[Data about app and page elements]
#####

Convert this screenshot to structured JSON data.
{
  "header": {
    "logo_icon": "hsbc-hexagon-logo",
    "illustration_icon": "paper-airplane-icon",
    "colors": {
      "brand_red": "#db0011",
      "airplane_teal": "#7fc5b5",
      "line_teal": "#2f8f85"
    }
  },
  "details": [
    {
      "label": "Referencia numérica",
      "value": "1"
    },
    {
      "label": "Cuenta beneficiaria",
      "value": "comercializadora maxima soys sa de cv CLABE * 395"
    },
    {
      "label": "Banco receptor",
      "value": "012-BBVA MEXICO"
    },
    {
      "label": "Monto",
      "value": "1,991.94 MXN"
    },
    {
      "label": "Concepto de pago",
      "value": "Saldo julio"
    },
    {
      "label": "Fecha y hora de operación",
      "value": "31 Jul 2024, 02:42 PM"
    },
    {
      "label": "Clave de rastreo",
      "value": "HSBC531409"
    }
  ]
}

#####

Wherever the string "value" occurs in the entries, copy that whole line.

• Task response:
      "value": "1"
      "value": "comercializadora maxima soys sa de cv CLABE * 395"
      "value": "012-BBVA MEXICO"
      "value": "1,991.94 MXN"
      "value": "Saldo julio"
      "value": "31 Jul 2024, 02:42 PM"
      "value": "HSBC531409"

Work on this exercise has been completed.